__Work to be completed__: When you copy the records, keep every word exact and leave the pictures out.

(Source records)
-- -- --
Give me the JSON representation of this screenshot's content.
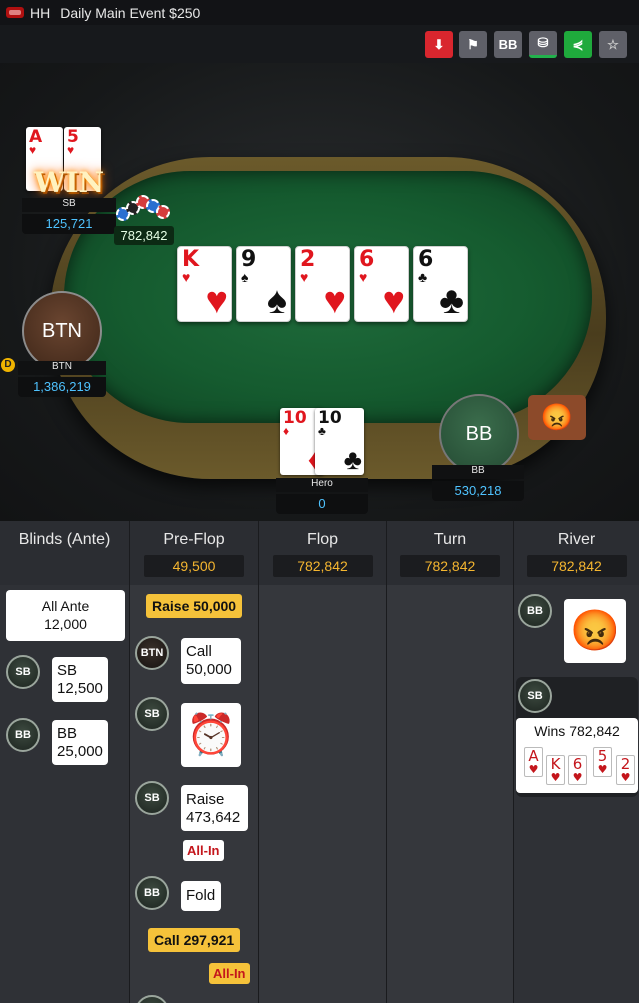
{
  "title": {
    "prefix": "HH",
    "event": "Daily Main Event $250"
  },
  "toolbar": {
    "bb_label": "BB",
    "star": "☆",
    "share": "⋞",
    "spy": "⛁",
    "flag": "⚑",
    "download": "⬇"
  },
  "seats": {
    "sb": {
      "name": "SB",
      "stack": "125,721",
      "cards": [
        {
          "rank": "A",
          "suit": "♥"
        },
        {
          "rank": "5",
          "suit": "♥"
        }
      ],
      "badge": "WIN"
    },
    "btn": {
      "avatar": "BTN",
      "name": "BTN",
      "stack": "1,386,219",
      "dealer": "D"
    },
    "hero": {
      "name": "Hero",
      "stack": "0",
      "cards": [
        {
          "rank": "10",
          "suit": "♦"
        },
        {
          "rank": "10",
          "suit": "♣"
        }
      ]
    },
    "bb": {
      "avatar": "BB",
      "name": "BB",
      "stack": "530,218"
    }
  },
  "pot": "782,842",
  "board": [
    {
      "rank": "K",
      "suit": "♥",
      "color": "#e0161e"
    },
    {
      "rank": "9",
      "suit": "♠",
      "color": "#111111"
    },
    {
      "rank": "2",
      "suit": "♥",
      "color": "#e0161e"
    },
    {
      "rank": "6",
      "suit": "♥",
      "color": "#e0161e"
    },
    {
      "rank": "6",
      "suit": "♣",
      "color": "#111111"
    }
  ],
  "streets": [
    {
      "name": "Blinds (Ante)",
      "pot": ""
    },
    {
      "name": "Pre-Flop",
      "pot": "49,500"
    },
    {
      "name": "Flop",
      "pot": "782,842"
    },
    {
      "name": "Turn",
      "pot": "782,842"
    },
    {
      "name": "River",
      "pot": "782,842"
    }
  ],
  "blinds": {
    "ante_l1": "All Ante",
    "ante_l2": "12,000",
    "sb_chip": "SB",
    "sb_l1": "SB",
    "sb_l2": "12,500",
    "bb_chip": "BB",
    "bb_l1": "BB",
    "bb_l2": "25,000"
  },
  "preflop": {
    "raise1": "Raise 50,000",
    "btn_chip": "BTN",
    "call_l1": "Call",
    "call_l2": "50,000",
    "sb_chip1": "SB",
    "sb_chip2": "SB",
    "raise2_l1": "Raise",
    "raise2_l2": "473,642",
    "allin1": "All-In",
    "bb_chip": "BB",
    "fold": "Fold",
    "call2": "Call 297,921",
    "allin2": "All-In"
  },
  "river": {
    "bb_chip": "BB",
    "sb_chip": "SB",
    "wins": "Wins 782,842",
    "cards": [
      {
        "rank": "A",
        "suit": "♥"
      },
      {
        "rank": "K",
        "suit": "♥"
      },
      {
        "rank": "6",
        "suit": "♥"
      },
      {
        "rank": "5",
        "suit": "♥"
      },
      {
        "rank": "2",
        "suit": "♥"
      }
    ]
  }
}
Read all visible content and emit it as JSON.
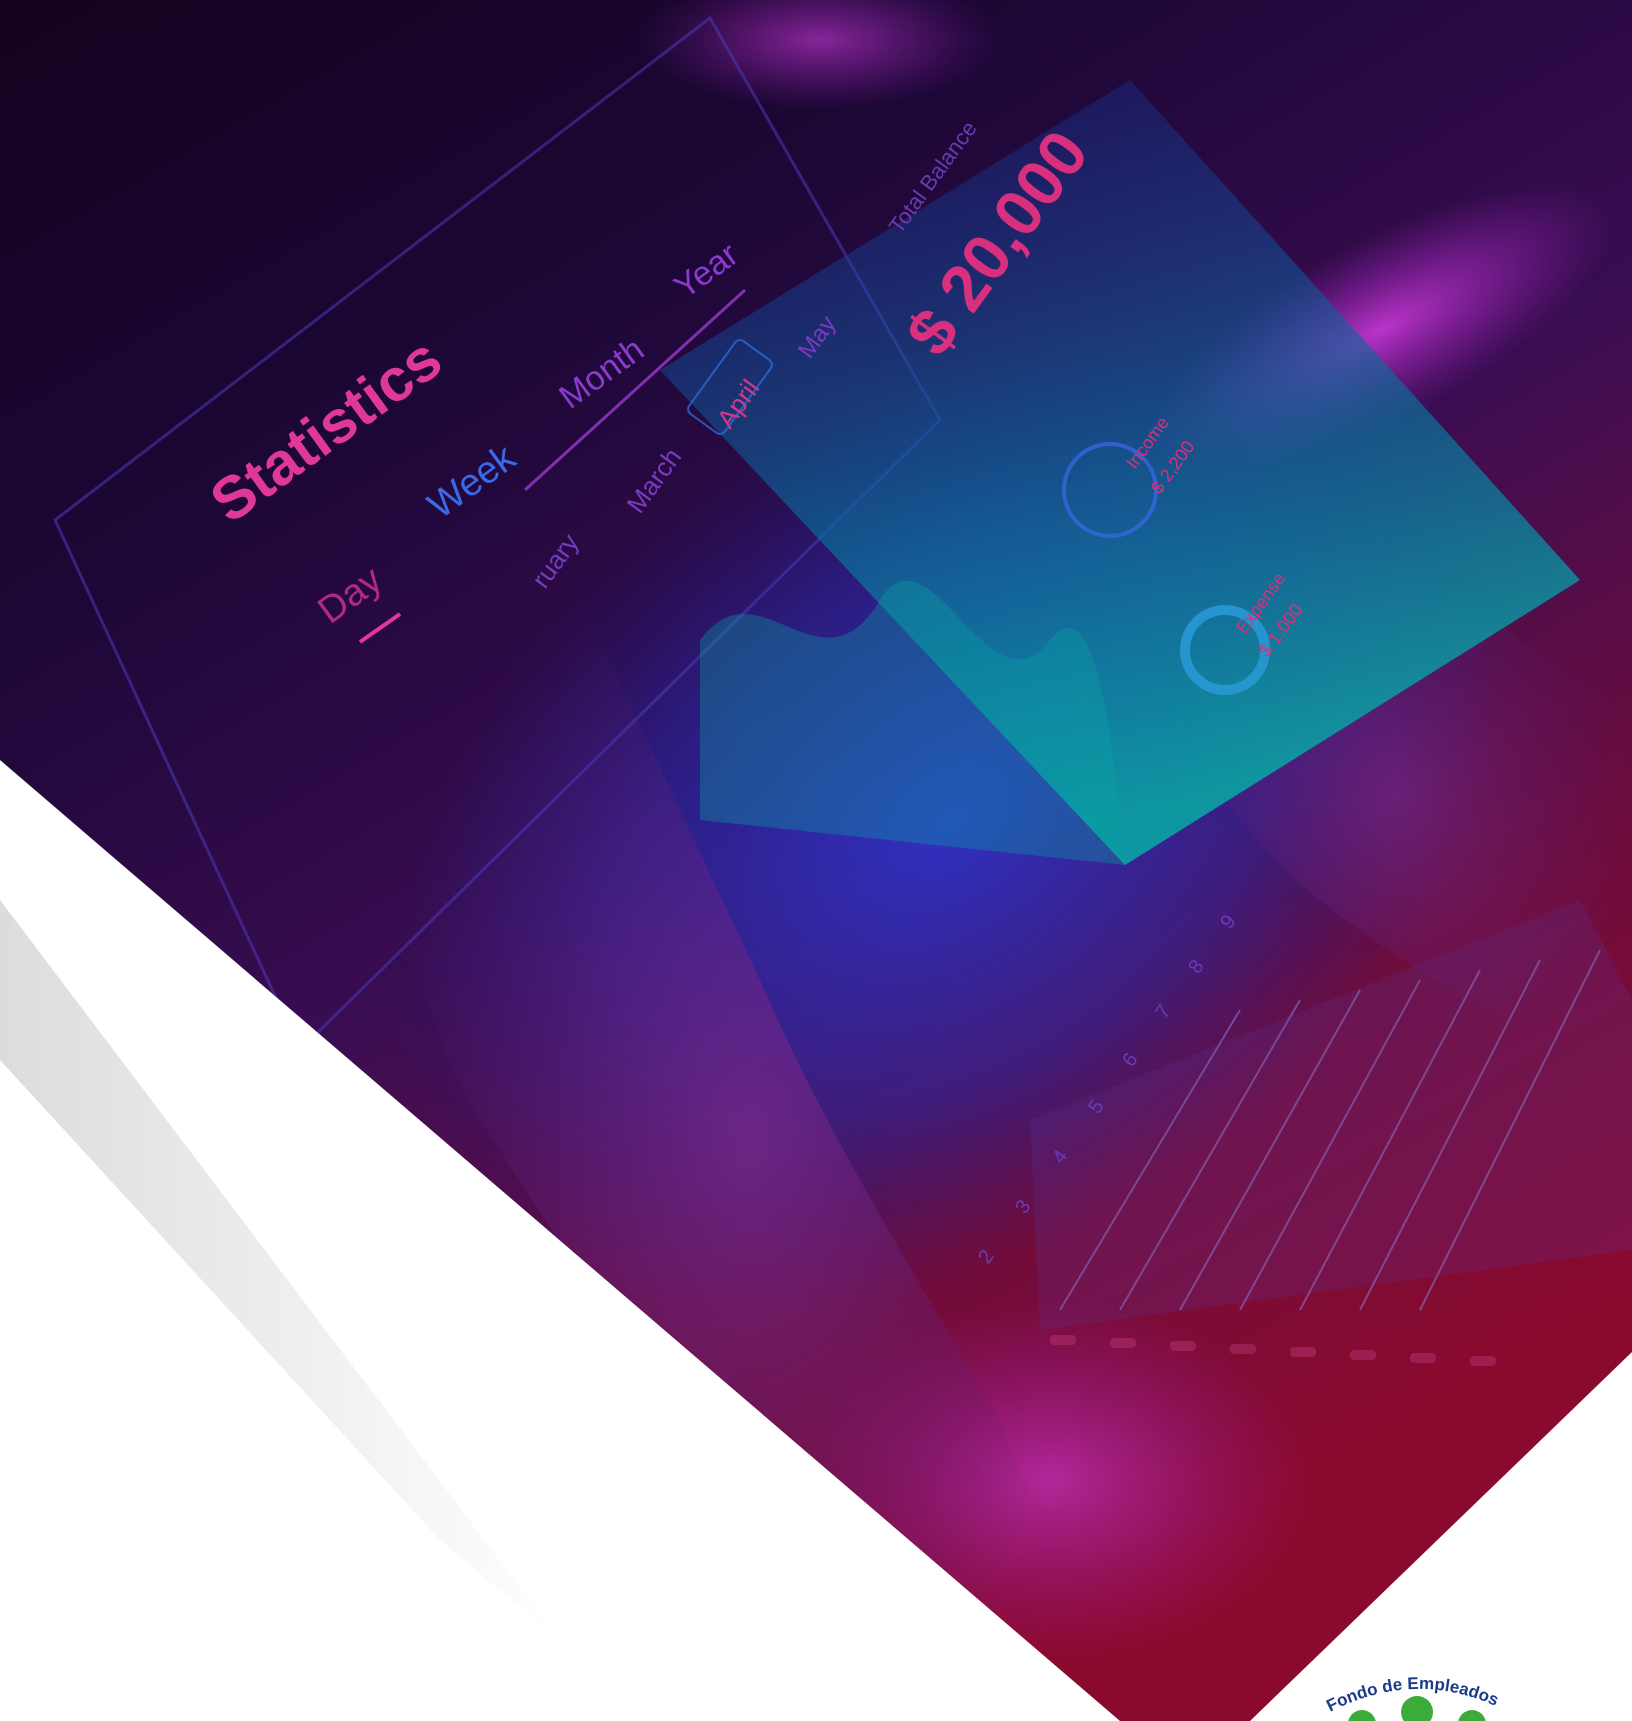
{
  "colors": {
    "background": "#ffffff",
    "deep_purple": "#1a0628",
    "navy": "#0d0a4a",
    "royal_blue": "#2a2fb8",
    "magenta": "#c23ad6",
    "crimson": "#8a0a2e",
    "teal": "#0aa3a3",
    "ui_pink": "#e0389a",
    "ui_blue": "#3a6ae8",
    "logo_navy": "#1d3a8a",
    "logo_green": "#3cab3a"
  },
  "tablet_ui": {
    "title": "Statistics",
    "periods": [
      "Day",
      "Week",
      "Month",
      "Year"
    ],
    "months": [
      "ruary",
      "March",
      "April",
      "May"
    ],
    "balance_label": "Total Balance",
    "balance_value": "$ 20,000",
    "income_label": "Income",
    "income_value": "$ 2,200",
    "expense_label": "Expense",
    "expense_value": "$ 1,000",
    "axis_numbers": [
      "2",
      "3",
      "4",
      "5",
      "6",
      "7",
      "8",
      "9"
    ]
  },
  "logo": {
    "text": "Fondo de Empleados"
  }
}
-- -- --
__Exercise result__:
Give me the JSON representation of this screenshot's content.
{
  "title": {
    "prefix": "HH",
    "event": "Daily Main Event $250"
  },
  "toolbar": {
    "bb_label": "BB",
    "star": "☆",
    "share": "⋞",
    "spy": "⛁",
    "flag": "⚑",
    "download": "⬇"
  },
  "seats": {
    "sb": {
      "name": "SB",
      "stack": "125,721",
      "cards": [
        {
          "rank": "A",
          "suit": "♥"
        },
        {
          "rank": "5",
          "suit": "♥"
        }
      ],
      "badge": "WIN"
    },
    "btn": {
      "avatar": "BTN",
      "name": "BTN",
      "stack": "1,386,219",
      "dealer": "D"
    },
    "hero": {
      "name": "Hero",
      "stack": "0",
      "cards": [
        {
          "rank": "10",
          "suit": "♦"
        },
        {
          "rank": "10",
          "suit": "♣"
        }
      ]
    },
    "bb": {
      "avatar": "BB",
      "name": "BB",
      "stack": "530,218"
    }
  },
  "pot": "782,842",
  "board": [
    {
      "rank": "K",
      "suit": "♥",
      "color": "#e0161e"
    },
    {
      "rank": "9",
      "suit": "♠",
      "color": "#111111"
    },
    {
      "rank": "2",
      "suit": "♥",
      "color": "#e0161e"
    },
    {
      "rank": "6",
      "suit": "♥",
      "color": "#e0161e"
    },
    {
      "rank": "6",
      "suit": "♣",
      "color": "#111111"
    }
  ],
  "streets": [
    {
      "name": "Blinds (Ante)",
      "pot": ""
    },
    {
      "name": "Pre-Flop",
      "pot": "49,500"
    },
    {
      "name": "Flop",
      "pot": "782,842"
    },
    {
      "name": "Turn",
      "pot": "782,842"
    },
    {
      "name": "River",
      "pot": "782,842"
    }
  ],
  "blinds": {
    "ante_l1": "All Ante",
    "ante_l2": "12,000",
    "sb_chip": "SB",
    "sb_l1": "SB",
    "sb_l2": "12,500",
    "bb_chip": "BB",
    "bb_l1": "BB",
    "bb_l2": "25,000"
  },
  "preflop": {
    "raise1": "Raise 50,000",
    "btn_chip": "BTN",
    "call_l1": "Call",
    "call_l2": "50,000",
    "sb_chip1": "SB",
    "sb_chip2": "SB",
    "raise2_l1": "Raise",
    "raise2_l2": "473,642",
    "allin1": "All-In",
    "bb_chip": "BB",
    "fold": "Fold",
    "call2": "Call 297,921",
    "allin2": "All-In"
  },
  "river": {
    "bb_chip": "BB",
    "sb_chip": "SB",
    "wins": "Wins 782,842",
    "cards": [
      {
        "rank": "A",
        "suit": "♥"
      },
      {
        "rank": "K",
        "suit": "♥"
      },
      {
        "rank": "6",
        "suit": "♥"
      },
      {
        "rank": "5",
        "suit": "♥"
      },
      {
        "rank": "2",
        "suit": "♥"
      }
    ]
  }
}
Read all visible content and emit it as JSON.
{
  "colors": {
    "background": "#ffffff",
    "deep_purple": "#1a0628",
    "navy": "#0d0a4a",
    "royal_blue": "#2a2fb8",
    "magenta": "#c23ad6",
    "crimson": "#8a0a2e",
    "teal": "#0aa3a3",
    "ui_pink": "#e0389a",
    "ui_blue": "#3a6ae8",
    "logo_navy": "#1d3a8a",
    "logo_green": "#3cab3a"
  },
  "tablet_ui": {
    "title": "Statistics",
    "periods": [
      "Day",
      "Week",
      "Month",
      "Year"
    ],
    "months": [
      "ruary",
      "March",
      "April",
      "May"
    ],
    "balance_label": "Total Balance",
    "balance_value": "$ 20,000",
    "income_label": "Income",
    "income_value": "$ 2,200",
    "expense_label": "Expense",
    "expense_value": "$ 1,000",
    "axis_numbers": [
      "2",
      "3",
      "4",
      "5",
      "6",
      "7",
      "8",
      "9"
    ]
  },
  "logo": {
    "text": "Fondo de Empleados"
  }
}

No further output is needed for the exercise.